In retrospect, one should probably leave at 3am at the earliest and just go as high as you can. If it means not getting to top in a day, that just means you need to make it a backpacking trip. But since I do not like camping and with my size adding at backpack into the mix means hauling over 300 pounds up the hill which is impossible with the terrain up there.

But I had sealed my fate and decided to go at 10pm (I told everyone beforehand I was going at midnight.) So I went back to Lone Pine, ate some dinner and waited to start my ascent. At 10pm, I left my car (never did fall asleep) and started walking towards the trailhead. As I neared I noticed a truck stop in the middle of the road and four of five headlamps too. Then they all shouted at me "There is a bear to your right!".

Not what you want to hear before you have not even started. Of course my feelings on bears are the same as sharks. If you want to surf it is their home, if you want to hike it is their home. I try not to do anything to dumb and hope for the best. If either wants to attack me they can and there is not much I can do to stop them except not entire their homes. If they do attack I will fight but when I am in their homes I just do not worry about them.

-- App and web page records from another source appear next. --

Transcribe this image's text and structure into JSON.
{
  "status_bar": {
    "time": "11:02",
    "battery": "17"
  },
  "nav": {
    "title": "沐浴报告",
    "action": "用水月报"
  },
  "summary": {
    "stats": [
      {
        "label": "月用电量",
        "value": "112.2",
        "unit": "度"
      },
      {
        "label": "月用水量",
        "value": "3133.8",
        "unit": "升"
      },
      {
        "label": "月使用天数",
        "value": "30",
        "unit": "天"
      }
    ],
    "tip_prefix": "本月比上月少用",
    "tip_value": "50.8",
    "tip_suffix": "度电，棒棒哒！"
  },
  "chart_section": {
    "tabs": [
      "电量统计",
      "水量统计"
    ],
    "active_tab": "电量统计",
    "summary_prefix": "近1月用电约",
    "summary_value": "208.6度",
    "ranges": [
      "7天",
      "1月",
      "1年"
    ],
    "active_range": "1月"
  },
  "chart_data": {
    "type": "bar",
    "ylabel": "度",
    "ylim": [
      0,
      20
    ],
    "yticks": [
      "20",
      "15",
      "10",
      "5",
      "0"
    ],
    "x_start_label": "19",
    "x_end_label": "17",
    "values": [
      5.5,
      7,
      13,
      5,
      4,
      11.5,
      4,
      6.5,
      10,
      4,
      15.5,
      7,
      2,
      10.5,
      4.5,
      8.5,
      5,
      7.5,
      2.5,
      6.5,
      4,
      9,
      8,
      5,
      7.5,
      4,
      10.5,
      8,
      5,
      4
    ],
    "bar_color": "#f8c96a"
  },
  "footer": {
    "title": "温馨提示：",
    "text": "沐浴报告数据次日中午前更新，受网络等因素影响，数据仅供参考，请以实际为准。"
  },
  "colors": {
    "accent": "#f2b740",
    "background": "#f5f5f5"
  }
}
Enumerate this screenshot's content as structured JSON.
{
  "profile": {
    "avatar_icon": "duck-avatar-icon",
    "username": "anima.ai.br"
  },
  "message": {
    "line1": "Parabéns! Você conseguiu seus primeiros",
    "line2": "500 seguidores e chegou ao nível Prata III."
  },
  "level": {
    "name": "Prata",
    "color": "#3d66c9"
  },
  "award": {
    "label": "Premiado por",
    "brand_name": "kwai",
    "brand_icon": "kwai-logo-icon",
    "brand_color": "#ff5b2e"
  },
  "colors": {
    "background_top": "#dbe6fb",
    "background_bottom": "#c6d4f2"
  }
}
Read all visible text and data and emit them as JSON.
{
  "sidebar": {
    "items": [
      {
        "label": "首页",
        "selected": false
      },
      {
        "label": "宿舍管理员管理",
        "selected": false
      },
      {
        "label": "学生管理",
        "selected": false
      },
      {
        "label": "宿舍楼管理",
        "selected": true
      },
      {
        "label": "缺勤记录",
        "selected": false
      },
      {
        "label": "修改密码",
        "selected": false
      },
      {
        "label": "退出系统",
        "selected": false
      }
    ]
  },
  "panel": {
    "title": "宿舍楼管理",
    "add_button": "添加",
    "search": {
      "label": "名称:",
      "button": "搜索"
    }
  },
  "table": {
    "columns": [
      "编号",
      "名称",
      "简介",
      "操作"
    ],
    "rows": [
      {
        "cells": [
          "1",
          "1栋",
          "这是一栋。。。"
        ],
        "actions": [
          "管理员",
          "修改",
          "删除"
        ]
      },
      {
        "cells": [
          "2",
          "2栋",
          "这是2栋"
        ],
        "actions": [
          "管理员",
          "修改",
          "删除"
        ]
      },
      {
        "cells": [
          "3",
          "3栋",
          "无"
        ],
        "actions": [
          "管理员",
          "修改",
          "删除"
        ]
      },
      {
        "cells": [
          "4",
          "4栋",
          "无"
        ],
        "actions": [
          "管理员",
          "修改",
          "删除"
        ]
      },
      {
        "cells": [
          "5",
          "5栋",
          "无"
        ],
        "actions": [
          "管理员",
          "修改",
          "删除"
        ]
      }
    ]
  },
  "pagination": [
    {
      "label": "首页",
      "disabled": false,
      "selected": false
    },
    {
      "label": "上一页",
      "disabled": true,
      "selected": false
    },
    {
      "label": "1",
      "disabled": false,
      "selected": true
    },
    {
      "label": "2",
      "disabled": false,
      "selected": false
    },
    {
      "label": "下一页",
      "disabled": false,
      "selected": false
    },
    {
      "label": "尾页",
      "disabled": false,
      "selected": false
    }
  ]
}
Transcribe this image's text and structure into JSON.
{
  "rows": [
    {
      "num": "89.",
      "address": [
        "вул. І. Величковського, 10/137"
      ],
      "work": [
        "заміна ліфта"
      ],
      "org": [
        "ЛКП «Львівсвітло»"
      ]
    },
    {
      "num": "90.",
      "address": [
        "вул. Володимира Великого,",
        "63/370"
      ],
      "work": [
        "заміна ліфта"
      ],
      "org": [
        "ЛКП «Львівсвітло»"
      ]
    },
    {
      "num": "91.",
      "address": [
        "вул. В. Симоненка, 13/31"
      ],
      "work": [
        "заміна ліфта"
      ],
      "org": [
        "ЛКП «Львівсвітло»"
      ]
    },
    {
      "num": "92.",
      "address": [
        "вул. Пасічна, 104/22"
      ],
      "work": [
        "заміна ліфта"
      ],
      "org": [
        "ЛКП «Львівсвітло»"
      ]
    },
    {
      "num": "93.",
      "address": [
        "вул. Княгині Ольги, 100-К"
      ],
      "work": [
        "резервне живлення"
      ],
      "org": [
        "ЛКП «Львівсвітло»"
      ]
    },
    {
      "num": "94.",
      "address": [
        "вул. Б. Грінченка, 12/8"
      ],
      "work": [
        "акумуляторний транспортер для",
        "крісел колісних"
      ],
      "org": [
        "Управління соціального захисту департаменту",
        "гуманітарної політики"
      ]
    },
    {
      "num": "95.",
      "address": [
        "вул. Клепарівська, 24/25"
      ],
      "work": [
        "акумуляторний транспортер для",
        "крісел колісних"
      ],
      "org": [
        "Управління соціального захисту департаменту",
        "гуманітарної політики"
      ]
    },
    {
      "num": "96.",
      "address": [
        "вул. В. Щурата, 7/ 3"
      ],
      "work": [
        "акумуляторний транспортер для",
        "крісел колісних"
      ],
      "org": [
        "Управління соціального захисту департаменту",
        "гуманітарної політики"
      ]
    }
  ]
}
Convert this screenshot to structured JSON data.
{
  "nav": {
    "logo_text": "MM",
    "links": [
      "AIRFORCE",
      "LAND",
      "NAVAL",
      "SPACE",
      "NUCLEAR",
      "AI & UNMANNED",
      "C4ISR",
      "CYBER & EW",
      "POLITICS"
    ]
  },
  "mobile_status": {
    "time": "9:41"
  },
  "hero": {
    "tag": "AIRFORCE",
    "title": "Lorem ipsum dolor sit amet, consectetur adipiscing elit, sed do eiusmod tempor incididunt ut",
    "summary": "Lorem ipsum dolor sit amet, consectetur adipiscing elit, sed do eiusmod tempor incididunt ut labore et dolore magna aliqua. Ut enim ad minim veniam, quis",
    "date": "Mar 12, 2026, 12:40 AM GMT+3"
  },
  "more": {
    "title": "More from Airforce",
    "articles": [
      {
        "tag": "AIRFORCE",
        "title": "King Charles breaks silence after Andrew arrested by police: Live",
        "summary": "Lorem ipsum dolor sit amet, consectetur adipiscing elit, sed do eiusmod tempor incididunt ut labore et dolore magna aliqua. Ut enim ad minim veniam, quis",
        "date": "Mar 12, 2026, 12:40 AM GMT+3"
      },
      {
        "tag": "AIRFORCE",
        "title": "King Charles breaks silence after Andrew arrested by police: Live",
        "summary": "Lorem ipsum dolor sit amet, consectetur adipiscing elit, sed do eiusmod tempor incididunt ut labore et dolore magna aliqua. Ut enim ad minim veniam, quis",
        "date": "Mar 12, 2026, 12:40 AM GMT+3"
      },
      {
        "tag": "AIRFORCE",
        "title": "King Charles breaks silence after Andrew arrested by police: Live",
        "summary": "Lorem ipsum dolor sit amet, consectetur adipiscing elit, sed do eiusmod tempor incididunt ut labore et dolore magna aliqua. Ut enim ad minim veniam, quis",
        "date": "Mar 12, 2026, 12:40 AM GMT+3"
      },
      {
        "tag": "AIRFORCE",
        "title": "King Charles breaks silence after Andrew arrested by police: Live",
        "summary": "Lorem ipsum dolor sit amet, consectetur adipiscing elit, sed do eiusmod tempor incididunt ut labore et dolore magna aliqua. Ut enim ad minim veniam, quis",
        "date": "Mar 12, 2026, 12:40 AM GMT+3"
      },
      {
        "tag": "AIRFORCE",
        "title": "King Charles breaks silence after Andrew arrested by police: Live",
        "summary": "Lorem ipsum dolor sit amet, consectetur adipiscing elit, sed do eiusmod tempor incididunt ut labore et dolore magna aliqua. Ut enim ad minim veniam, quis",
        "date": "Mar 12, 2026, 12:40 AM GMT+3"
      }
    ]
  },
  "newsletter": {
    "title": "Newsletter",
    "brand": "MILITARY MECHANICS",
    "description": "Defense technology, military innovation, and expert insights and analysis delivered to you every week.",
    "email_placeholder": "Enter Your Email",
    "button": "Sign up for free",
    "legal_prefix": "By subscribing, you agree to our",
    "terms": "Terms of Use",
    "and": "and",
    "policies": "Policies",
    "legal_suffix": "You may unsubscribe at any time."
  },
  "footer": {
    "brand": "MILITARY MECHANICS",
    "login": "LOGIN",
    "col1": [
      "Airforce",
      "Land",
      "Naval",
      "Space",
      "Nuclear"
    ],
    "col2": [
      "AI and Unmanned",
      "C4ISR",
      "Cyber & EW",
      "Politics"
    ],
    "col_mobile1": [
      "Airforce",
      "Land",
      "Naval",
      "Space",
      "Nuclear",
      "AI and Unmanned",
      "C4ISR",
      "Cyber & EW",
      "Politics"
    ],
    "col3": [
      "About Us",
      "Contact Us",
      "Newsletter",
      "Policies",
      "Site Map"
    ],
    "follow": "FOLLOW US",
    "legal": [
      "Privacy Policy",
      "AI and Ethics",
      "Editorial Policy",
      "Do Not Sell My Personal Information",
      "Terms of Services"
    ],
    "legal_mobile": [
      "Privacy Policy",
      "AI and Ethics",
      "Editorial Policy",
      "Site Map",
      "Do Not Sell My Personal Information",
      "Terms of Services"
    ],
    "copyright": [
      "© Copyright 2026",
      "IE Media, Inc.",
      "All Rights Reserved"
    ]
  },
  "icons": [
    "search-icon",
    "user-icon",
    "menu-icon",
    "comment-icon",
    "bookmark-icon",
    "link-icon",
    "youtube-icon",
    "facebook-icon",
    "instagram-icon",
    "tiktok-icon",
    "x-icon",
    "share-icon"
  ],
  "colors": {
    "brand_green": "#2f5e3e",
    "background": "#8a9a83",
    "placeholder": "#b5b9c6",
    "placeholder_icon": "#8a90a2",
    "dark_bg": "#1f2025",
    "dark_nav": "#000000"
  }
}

So I just looked over and did not see anybody and walked past the other headlamps and started my hike. The weather was perfect and the first miles of the travel are fairly easy. I crossed a small creek and then the larger one with the logs. Occasionally, a group passed me going downhill but no one was going up. Most asked me how far they had to go and most looked beat. I should have looked at their faces and turned around with them and went home but I just kept going.

Before I got to the Whitney zone, I heard something moving in the woods above me. Now that I was pass the streams it was super quiet so I could hear everything. At first I did not want to see what was there but as I rounded a switchback I flashed my headlamp into the darkness and to my great pleasure, all I saw was a doe. Finally I crossed the last stream and made it to the Whitney zone at midnight which was when my permit was valid.

2.7 miles: Cross Lone Pine Creek. Shortly after crossing, trail forks to Lone Pine Lake on left, right continues towards summit. (9,980 feet)

Now I had to begin the first difficult section which unlike the first section is much steeper and rockier. In the dark, this section was slow going and this would become an issue as the night progressed. Spending so much time up high will eventually bite you.

After a mile, I reached Outpost Camp and could see a few tents and wished I was in one trying to sleep instead of wandering around in the dark by myself.

3.8 miles: Outpost Camp with Thor Peak dominating the view. (10,360 feet)

too be continued ...